> [Directions for this task]:
Your answer should consist of each line below that contains the string "type".

** Opening Material for the task block **

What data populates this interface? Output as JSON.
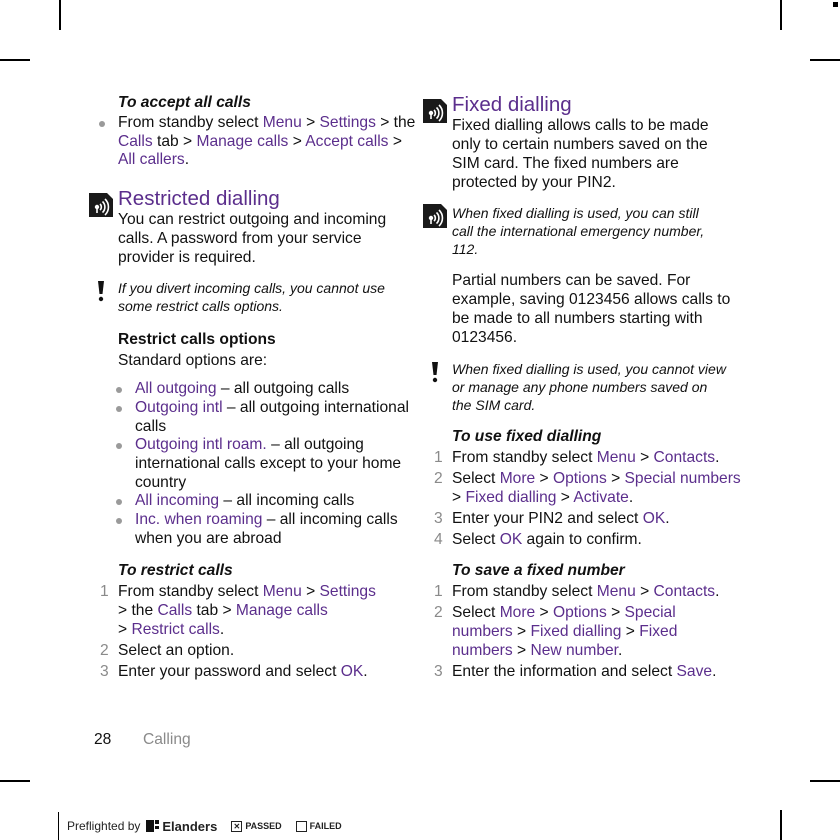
{
  "left": {
    "accept": {
      "heading": "To accept all calls",
      "bullet": {
        "t1": "From standby select ",
        "l1": "Menu",
        "t2": " > ",
        "l2": "Settings",
        "t3": " > the ",
        "l3": "Calls",
        "t4": " tab > ",
        "l4": "Manage calls",
        "t5": " > ",
        "l5": "Accept calls",
        "t6": " > ",
        "l6": "All callers",
        "t7": "."
      }
    },
    "restricted": {
      "title": "Restricted dialling",
      "icon": "network-service-icon",
      "body": "You can restrict outgoing and incoming calls. A password from your service provider is required.",
      "note_icon": "warning-icon",
      "note": "If you divert incoming calls, you cannot use some restrict calls options."
    },
    "options": {
      "heading": "Restrict calls options",
      "intro": "Standard options are:",
      "items": [
        {
          "label": "All outgoing",
          "desc": " – all outgoing calls"
        },
        {
          "label": "Outgoing intl",
          "desc": " – all outgoing international calls"
        },
        {
          "label": "Outgoing intl roam.",
          "desc": " – all outgoing international calls except to your home country"
        },
        {
          "label": "All incoming",
          "desc": " – all incoming calls"
        },
        {
          "label": "Inc. when roaming",
          "desc": " – all incoming calls when you are abroad"
        }
      ]
    },
    "restrict_steps": {
      "heading": "To restrict calls",
      "s1": {
        "num": "1",
        "t1": "From standby select ",
        "l1": "Menu",
        "t2": " > ",
        "l2": "Settings",
        "t3": " > the ",
        "l3": "Calls",
        "t4": " tab > ",
        "l4": "Manage calls",
        "t5": " > ",
        "l5": "Restrict calls",
        "t6": "."
      },
      "s2": {
        "num": "2",
        "text": "Select an option."
      },
      "s3": {
        "num": "3",
        "t1": "Enter your password and select ",
        "l1": "OK",
        "t2": "."
      }
    }
  },
  "right": {
    "fixed": {
      "title": "Fixed dialling",
      "icon": "network-service-icon",
      "body": "Fixed dialling allows calls to be made only to certain numbers saved on the SIM card. The fixed numbers are protected by your PIN2.",
      "note1_icon": "network-service-icon",
      "note1": "When fixed dialling is used, you can still call the international emergency number, 112.",
      "partial": "Partial numbers can be saved. For example, saving 0123456 allows calls to be made to all numbers starting with 0123456.",
      "note2_icon": "warning-icon",
      "note2": "When fixed dialling is used, you cannot view or manage any phone numbers saved on the SIM card."
    },
    "use_steps": {
      "heading": "To use fixed dialling",
      "s1": {
        "num": "1",
        "t1": "From standby select ",
        "l1": "Menu",
        "t2": " > ",
        "l2": "Contacts",
        "t3": "."
      },
      "s2": {
        "num": "2",
        "t1": "Select ",
        "l1": "More",
        "t2": " > ",
        "l2": "Options",
        "t3": " > ",
        "l3": "Special numbers",
        "t4": " > ",
        "l4": "Fixed dialling",
        "t5": " > ",
        "l5": "Activate",
        "t6": "."
      },
      "s3": {
        "num": "3",
        "t1": "Enter your PIN2 and select ",
        "l1": "OK",
        "t2": "."
      },
      "s4": {
        "num": "4",
        "t1": "Select ",
        "l1": "OK",
        "t2": " again to confirm."
      }
    },
    "save_steps": {
      "heading": "To save a fixed number",
      "s1": {
        "num": "1",
        "t1": "From standby select ",
        "l1": "Menu",
        "t2": " > ",
        "l2": "Contacts",
        "t3": "."
      },
      "s2": {
        "num": "2",
        "t1": "Select ",
        "l1": "More",
        "t2": " > ",
        "l2": "Options",
        "t3": " > ",
        "l3": "Special numbers",
        "t4": " > ",
        "l4": "Fixed dialling",
        "t5": " > ",
        "l5": "Fixed numbers",
        "t6": " > ",
        "l6": "New number",
        "t7": "."
      },
      "s3": {
        "num": "3",
        "t1": "Enter the information and select ",
        "l1": "Save",
        "t2": "."
      }
    }
  },
  "footer": {
    "page_number": "28",
    "section": "Calling"
  },
  "preflight": {
    "label": "Preflighted by",
    "brand": "Elanders",
    "passed_mark": "✕",
    "passed": "PASSED",
    "failed": "FAILED"
  },
  "colors": {
    "accent": "#5b2e8c",
    "step_number": "#8a8a8a",
    "bullet": "#9a9a9a"
  }
}
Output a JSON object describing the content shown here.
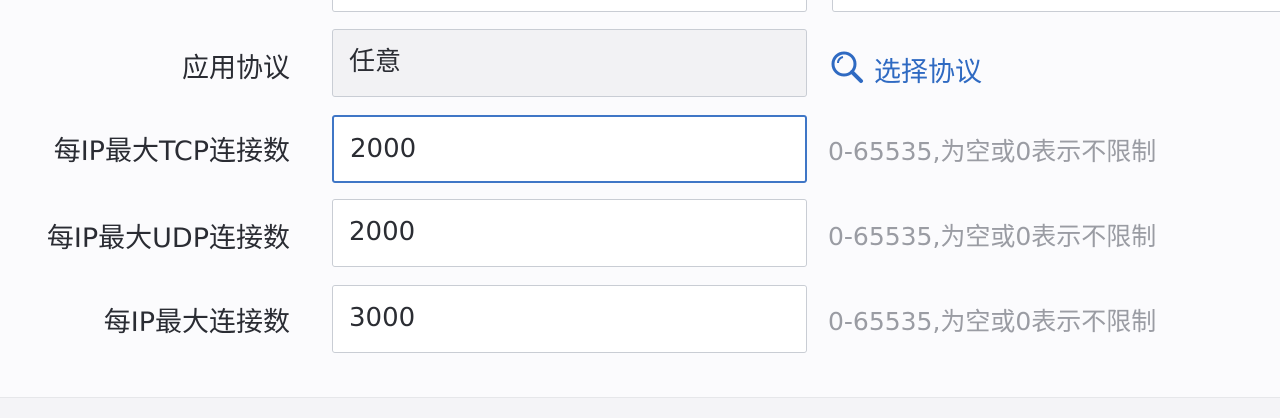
{
  "form": {
    "protocol": {
      "label": "应用协议",
      "value": "任意",
      "select_link": "选择协议"
    },
    "tcp_limit": {
      "label": "每IP最大TCP连接数",
      "value": "2000",
      "hint": "0-65535,为空或0表示不限制"
    },
    "udp_limit": {
      "label": "每IP最大UDP连接数",
      "value": "2000",
      "hint": "0-65535,为空或0表示不限制"
    },
    "total_limit": {
      "label": "每IP最大连接数",
      "value": "3000",
      "hint": "0-65535,为空或0表示不限制"
    }
  },
  "colors": {
    "link": "#2f6ac2",
    "focus_border": "#3f76c6",
    "hint_text": "#9a9ca3"
  },
  "icons": {
    "select_link_icon": "search-icon"
  }
}
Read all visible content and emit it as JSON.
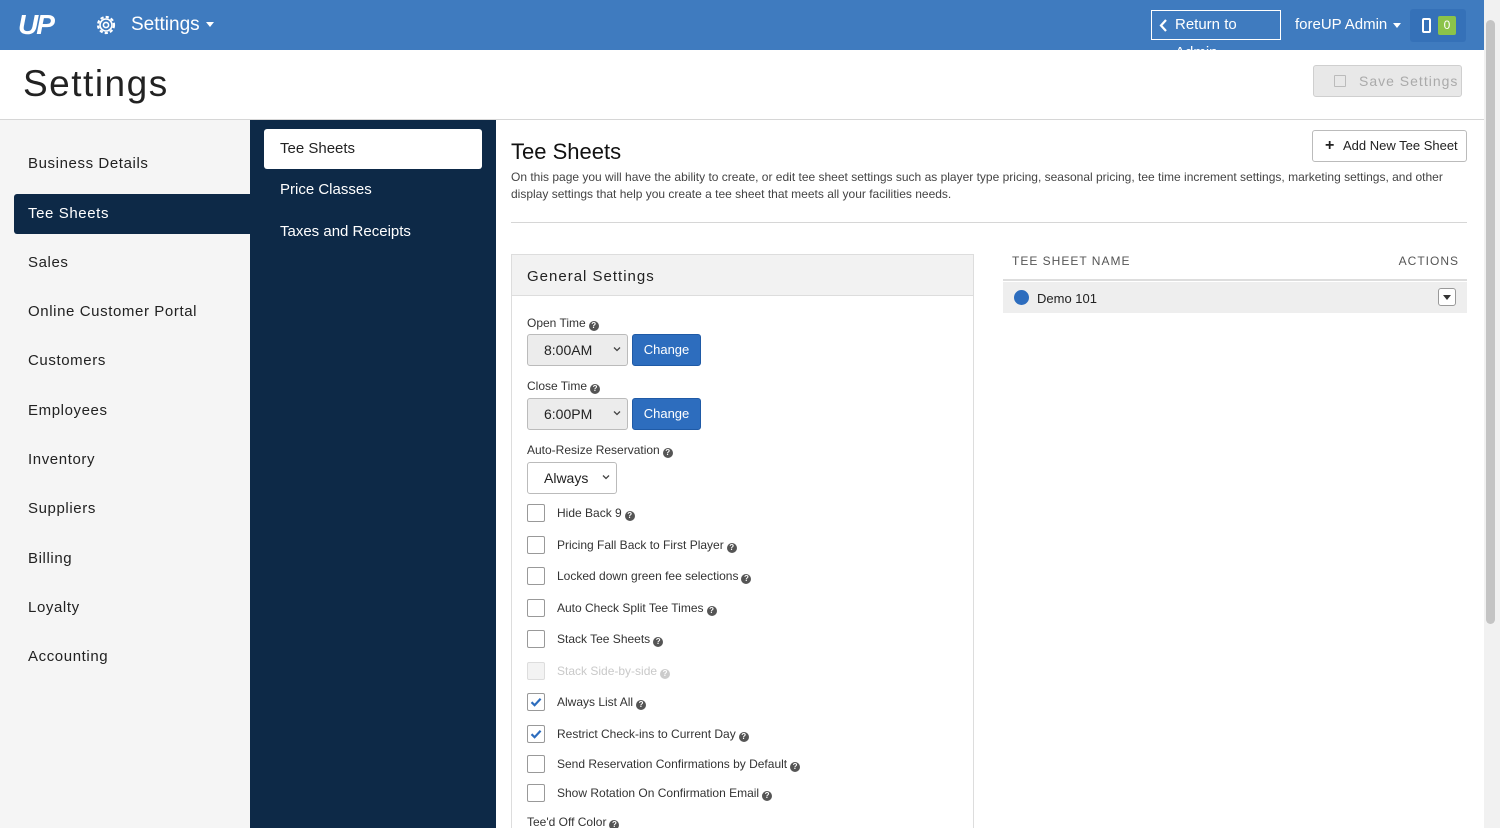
{
  "topbar": {
    "logo": "UP",
    "app_menu": "Settings",
    "return_label": "Return to Admin",
    "user_menu": "foreUP Admin",
    "badge_count": "0"
  },
  "page": {
    "title": "Settings",
    "save_label": "Save Settings"
  },
  "leftnav": {
    "items": [
      {
        "label": "Business Details"
      },
      {
        "label": "Tee Sheets"
      },
      {
        "label": "Sales"
      },
      {
        "label": "Online Customer Portal"
      },
      {
        "label": "Customers"
      },
      {
        "label": "Employees"
      },
      {
        "label": "Inventory"
      },
      {
        "label": "Suppliers"
      },
      {
        "label": "Billing"
      },
      {
        "label": "Loyalty"
      },
      {
        "label": "Accounting"
      }
    ]
  },
  "subnav": {
    "items": [
      {
        "label": "Tee Sheets"
      },
      {
        "label": "Price Classes"
      },
      {
        "label": "Taxes and Receipts"
      }
    ]
  },
  "main": {
    "title": "Tee Sheets",
    "description": "On this page you will have the ability to create, or edit tee sheet settings such as player type pricing, seasonal pricing, tee time increment settings, marketing settings, and other display settings that help you create a tee sheet that meets all your facilities needs.",
    "add_label": "Add New Tee Sheet"
  },
  "general": {
    "title": "General Settings",
    "open_time_label": "Open Time",
    "open_time_value": "8:00AM",
    "close_time_label": "Close Time",
    "close_time_value": "6:00PM",
    "change_label": "Change",
    "auto_resize_label": "Auto-Resize Reservation",
    "auto_resize_value": "Always",
    "checkboxes": [
      {
        "label": "Hide Back 9",
        "checked": false
      },
      {
        "label": "Pricing Fall Back to First Player",
        "checked": false
      },
      {
        "label": "Locked down green fee selections",
        "checked": false
      },
      {
        "label": "Auto Check Split Tee Times",
        "checked": false
      },
      {
        "label": "Stack Tee Sheets",
        "checked": false
      },
      {
        "label": "Stack Side-by-side",
        "checked": false,
        "disabled": true
      },
      {
        "label": "Always List All",
        "checked": true
      },
      {
        "label": "Restrict Check-ins to Current Day",
        "checked": true
      },
      {
        "label": "Send Reservation Confirmations by Default",
        "checked": false
      },
      {
        "label": "Show Rotation On Confirmation Email",
        "checked": false
      }
    ],
    "teed_off_label": "Tee'd Off Color"
  },
  "teesheet_list": {
    "col_name": "TEE SHEET NAME",
    "col_actions": "ACTIONS",
    "rows": [
      {
        "name": "Demo 101",
        "color": "#2d6dbe"
      }
    ]
  },
  "colors": {
    "topbar": "#3f7bbf",
    "nav_dark": "#0d2947",
    "primary_button": "#2d6dbe",
    "badge": "#8bc34a"
  }
}
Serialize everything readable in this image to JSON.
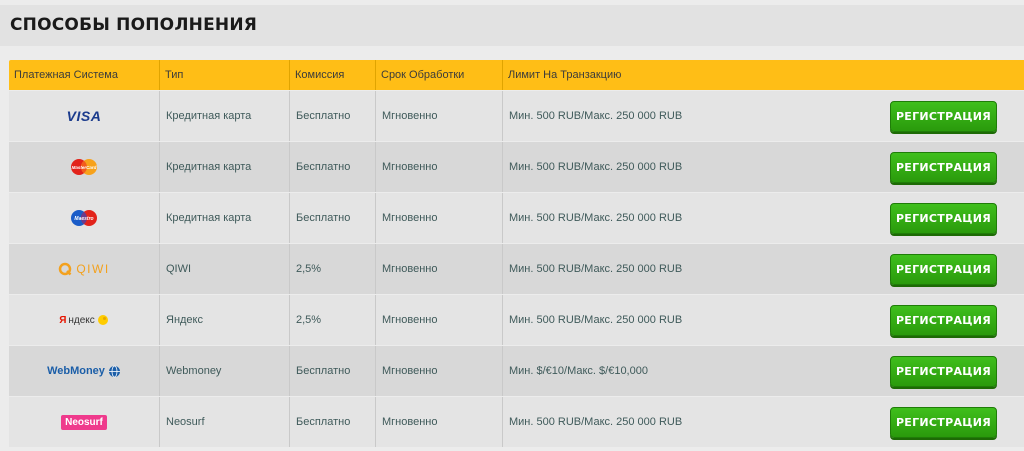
{
  "header": {
    "title": "СПОСОБЫ ПОПОЛНЕНИЯ"
  },
  "table": {
    "columns": [
      "Платежная Система",
      "Тип",
      "Комиссия",
      "Срок Обработки",
      "Лимит На Транзакцию"
    ],
    "rows": [
      {
        "logo": "VISA",
        "logo_icon": "visa-logo-icon",
        "type": "Кредитная карта",
        "fee": "Бесплатно",
        "time": "Мгновенно",
        "limit": "Мин. 500 RUB/Макс. 250 000 RUB",
        "button": "РЕГИСТРАЦИЯ"
      },
      {
        "logo": "MasterCard",
        "logo_icon": "mastercard-logo-icon",
        "type": "Кредитная карта",
        "fee": "Бесплатно",
        "time": "Мгновенно",
        "limit": "Мин. 500 RUB/Макс. 250 000 RUB",
        "button": "РЕГИСТРАЦИЯ"
      },
      {
        "logo": "Maestro",
        "logo_icon": "maestro-logo-icon",
        "type": "Кредитная карта",
        "fee": "Бесплатно",
        "time": "Мгновенно",
        "limit": "Мин. 500 RUB/Макс. 250 000 RUB",
        "button": "РЕГИСТРАЦИЯ"
      },
      {
        "logo": "QIWI",
        "logo_icon": "qiwi-logo-icon",
        "type": "QIWI",
        "fee": "2,5%",
        "time": "Мгновенно",
        "limit": "Мин. 500 RUB/Макс. 250 000 RUB",
        "button": "РЕГИСТРАЦИЯ"
      },
      {
        "logo": "Яндекс",
        "logo_icon": "yandex-logo-icon",
        "type": "Яндекс",
        "fee": "2,5%",
        "time": "Мгновенно",
        "limit": "Мин. 500 RUB/Макс. 250 000 RUB",
        "button": "РЕГИСТРАЦИЯ"
      },
      {
        "logo": "WebMoney",
        "logo_icon": "webmoney-logo-icon",
        "type": "Webmoney",
        "fee": "Бесплатно",
        "time": "Мгновенно",
        "limit": "Мин. $/€10/Макс. $/€10,000",
        "button": "РЕГИСТРАЦИЯ"
      },
      {
        "logo": "Neosurf",
        "logo_icon": "neosurf-logo-icon",
        "type": "Neosurf",
        "fee": "Бесплатно",
        "time": "Мгновенно",
        "limit": "Мин. 500 RUB/Макс. 250 000 RUB",
        "button": "РЕГИСТРАЦИЯ"
      }
    ]
  },
  "colors": {
    "header_bar": "#ffbe16",
    "button": "#2fa812",
    "row_light": "#e4e4e4",
    "row_dark": "#d8d8d8"
  }
}
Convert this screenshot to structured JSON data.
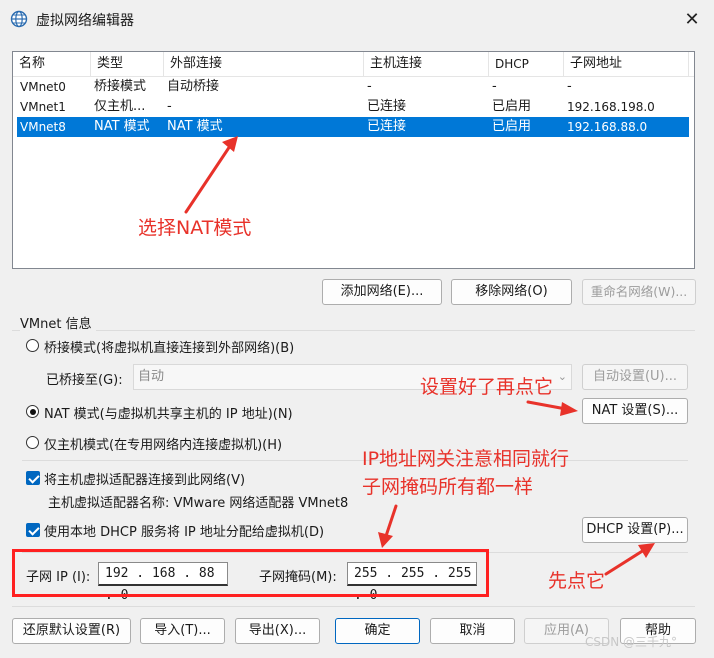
{
  "window": {
    "title": "虚拟网络编辑器",
    "close_glyph": "✕"
  },
  "table": {
    "headers": [
      "名称",
      "类型",
      "外部连接",
      "主机连接",
      "DHCP",
      "子网地址"
    ],
    "rows": [
      [
        "VMnet0",
        "桥接模式",
        "自动桥接",
        "-",
        "-",
        "-"
      ],
      [
        "VMnet1",
        "仅主机...",
        "-",
        "已连接",
        "已启用",
        "192.168.198.0"
      ],
      [
        "VMnet8",
        "NAT 模式",
        "NAT 模式",
        "已连接",
        "已启用",
        "192.168.88.0"
      ]
    ],
    "selected_row": 2
  },
  "buttons": {
    "add_network": "添加网络(E)...",
    "remove_network": "移除网络(O)",
    "rename_network": "重命名网络(W)...",
    "auto_settings": "自动设置(U)...",
    "nat_settings": "NAT 设置(S)...",
    "dhcp_settings": "DHCP 设置(P)...",
    "restore_defaults": "还原默认设置(R)",
    "import": "导入(T)...",
    "export": "导出(X)...",
    "ok": "确定",
    "cancel": "取消",
    "apply": "应用(A)",
    "help": "帮助"
  },
  "vmnet_info": {
    "group_label": "VMnet 信息",
    "bridged_option": "桥接模式(将虚拟机直接连接到外部网络)(B)",
    "bridged_to_label": "已桥接至(G):",
    "bridged_to_value": "自动",
    "nat_option": "NAT 模式(与虚拟机共享主机的 IP 地址)(N)",
    "host_only_option": "仅主机模式(在专用网络内连接虚拟机)(H)",
    "selected_mode": "nat",
    "connect_adapter_label": "将主机虚拟适配器连接到此网络(V)",
    "connect_adapter_checked": true,
    "adapter_name_label": "主机虚拟适配器名称: VMware 网络适配器 VMnet8",
    "use_dhcp_label": "使用本地 DHCP 服务将 IP 地址分配给虚拟机(D)",
    "use_dhcp_checked": true,
    "subnet_ip_label": "子网 IP (I):",
    "subnet_ip_value": "192 . 168 . 88 . 0",
    "subnet_mask_label": "子网掩码(M):",
    "subnet_mask_value": "255 . 255 . 255 . 0"
  },
  "annotations": {
    "select_nat": "选择NAT模式",
    "click_after_setup": "设置好了再点它",
    "gateway_note_1": "IP地址网关注意相同就行",
    "gateway_note_2": "子网掩码所有都一样",
    "click_first": "先点它"
  },
  "watermark": "CSDN @三千九°",
  "colors": {
    "selection": "#0078d7",
    "annotation": "#e8322a",
    "accent": "#0067c0"
  }
}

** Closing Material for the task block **

> [Task output]:
    "description": "On this page you will have the ability to create, or edit tee sheet settings such as player type pricing, seasonal pricing, tee time increment settings, marketing settings, and other display settings that help you create a tee sheet that meets all your facilities needs.",
        "type": "Кредитная карта",
        "type": "Кредитная карта",
        "type": "Кредитная карта",
        "type": "QIWI",
        "type": "Яндекс",
        "type": "Webmoney",
        "type": "Neosurf",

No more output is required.